- To: <mark>
- Subject: Re: Draft Treaty On Links
- From: Marc Stiegler <marcs>
- Date: Sat, 28 Oct 89 13:08:25 PDT
- Cc: <xanatech>
When selecting this line on
the Link-list display, presumably the front-end will give the user a
choice of which of the documents-on-the-other-side to go to.
Note that first class links do not make the need to support this extra
complexity of interaction go away. In our famous "A(N)" example, were
the links first class, the Bert Context of the link would
unambiguously be A1. I haven't heard anyone yet suggest that "A1" is
the right choice of default in this scenario. To my mind, the scenario
argues even more strongly against first-class links than it does
against embedded links.
Indeed, neither embedded nor first class links make this issue
go away; the problem is stunningly fundamental. One of the points
in the A(N) example was that A2 was a perfectly reasonable target
even though the link wasn't embedded within it. No matter how
many instances of the link there are (1 or 3), there are even
more perfectly reasonable choices of default (4).
Basically, I believe that the mechanism for selecting the most likely
desired Bert Context is fundamentally different, actually a
frontend function (I think this may be the first time I've ever
used the standard Xanadu phrase for shirking a responsibility;
of course, since I am so much more closely connected with the
design issues in the frontend, I'm actually ACCEPTING a
As I noted in an earlier message on this topic, the closest thing
to an acceptable solution I've yet heard is dean's proposal that
the best default Bert Context is the Bert Context of the most
recently used Bert-that-contains-the-endset.
Anyway, to me it appears that embedded links add noise to the
problem of picking the right bert context, rather than solving it.
This is one of my major complaints about embedded links (it adds
noise in that you wind up with 3 representations of the same
link, a link that has 4 contexts you might want. And none of our
current filtering criteria can select them down to 1).
I can't help observing that, if we backfollow and collect all links
first, then do EQ tests on all the links we found in the backfollow,

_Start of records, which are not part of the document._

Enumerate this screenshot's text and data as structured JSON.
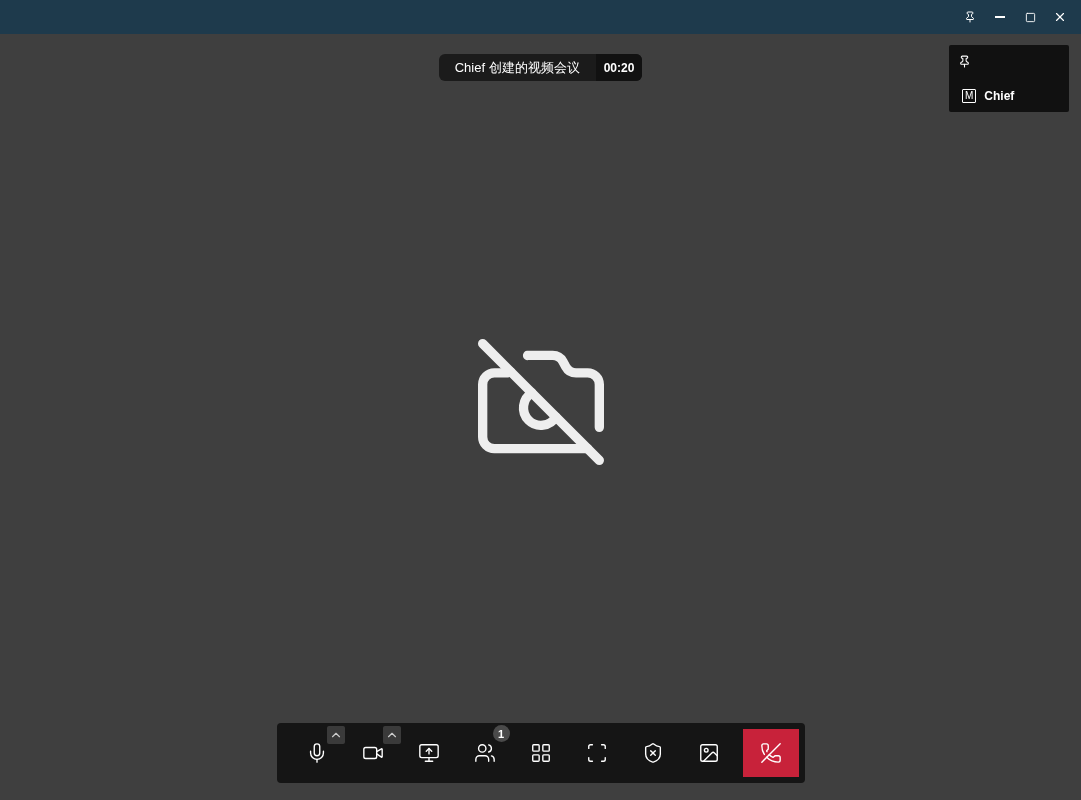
{
  "meeting": {
    "topic": "Chief 创建的视频会议",
    "timer": "00:20"
  },
  "self_view": {
    "role_badge": "M",
    "name": "Chief"
  },
  "toolbar": [
    {
      "kind": "mic",
      "has_menu": true
    },
    {
      "kind": "camera",
      "has_menu": true
    },
    {
      "kind": "share"
    },
    {
      "kind": "participants",
      "count": "1"
    },
    {
      "kind": "layout"
    },
    {
      "kind": "fullscreen"
    },
    {
      "kind": "security"
    },
    {
      "kind": "background"
    },
    {
      "kind": "hangup"
    }
  ]
}
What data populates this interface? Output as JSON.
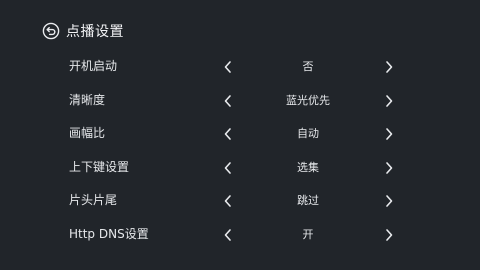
{
  "header": {
    "title": "点播设置",
    "back_icon": "back-arrow-circle-icon"
  },
  "settings": [
    {
      "label": "开机启动",
      "value": "否"
    },
    {
      "label": "清晰度",
      "value": "蓝光优先"
    },
    {
      "label": "画幅比",
      "value": "自动"
    },
    {
      "label": "上下键设置",
      "value": "选集"
    },
    {
      "label": "片头片尾",
      "value": "跳过"
    },
    {
      "label": "Http DNS设置",
      "value": "开"
    }
  ],
  "colors": {
    "background": "#21252a",
    "text": "#e9ebee"
  }
}
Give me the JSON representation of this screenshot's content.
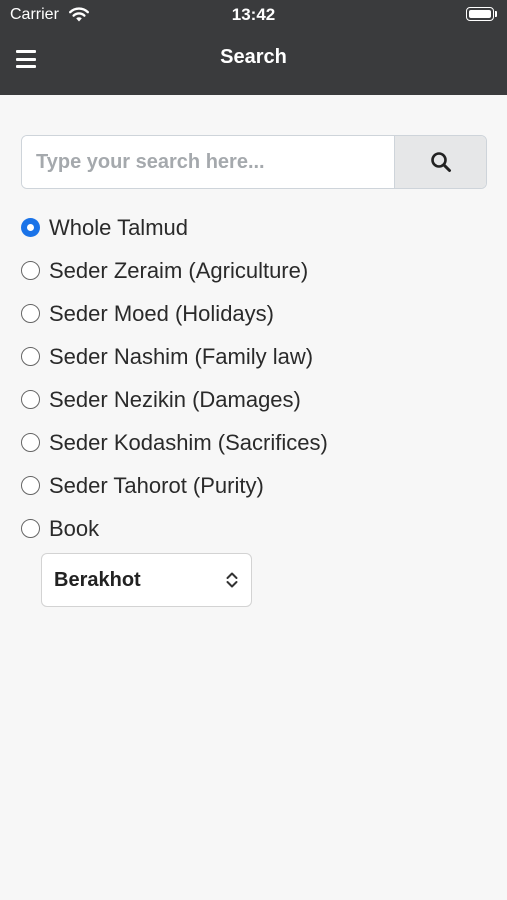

we get to perform N * (N-1) comparisons, where N is the total
number of links found in the backfollow. This is probably not
a problem since N will tend to be small, but it grates on me a
little (or will the backend return these links in sorted order, so
that you only have to compare a link with the next one in the
series to determine whether they are identical?).
Coming at this whole issue from a very different direction,
there is a theoretical filtering criterion that would reduce
my objections to embedded links: being able to filter by
project. If every document was part of one or more
projects, and you could filter for project, it might be reasonable
to represent each Bert found in the backfollow separately
(and you would only see berts in the projects you've filtered
for). Once again, embedded or not is uninteresting--if A2 were
a part of the project and A3 were not, you'd get a listing for
A2 and not A3--but it gives you a good filter for these links
that are otherwise similar.
However, I've not thought of a way of implementing projects
that doesn't depend on mind reading--it requires that the
user tell the software about it when the user changes projects.
I consider such a mechanism to be just too unreliable.
I think there's a solution to filtering-by-project when we
implement sophisticated tabletops. But we've already
postponed sophisticated tabletops till Release 2. And at this
point in the history of the frontend, it is time
to find some capabilities to eliminate, not capabilities to add.
Still, I think that if a third alternative exists, it exists in
this direction. What innovative ideas do people have for
associating documents with projects, so that filtering
by project works well?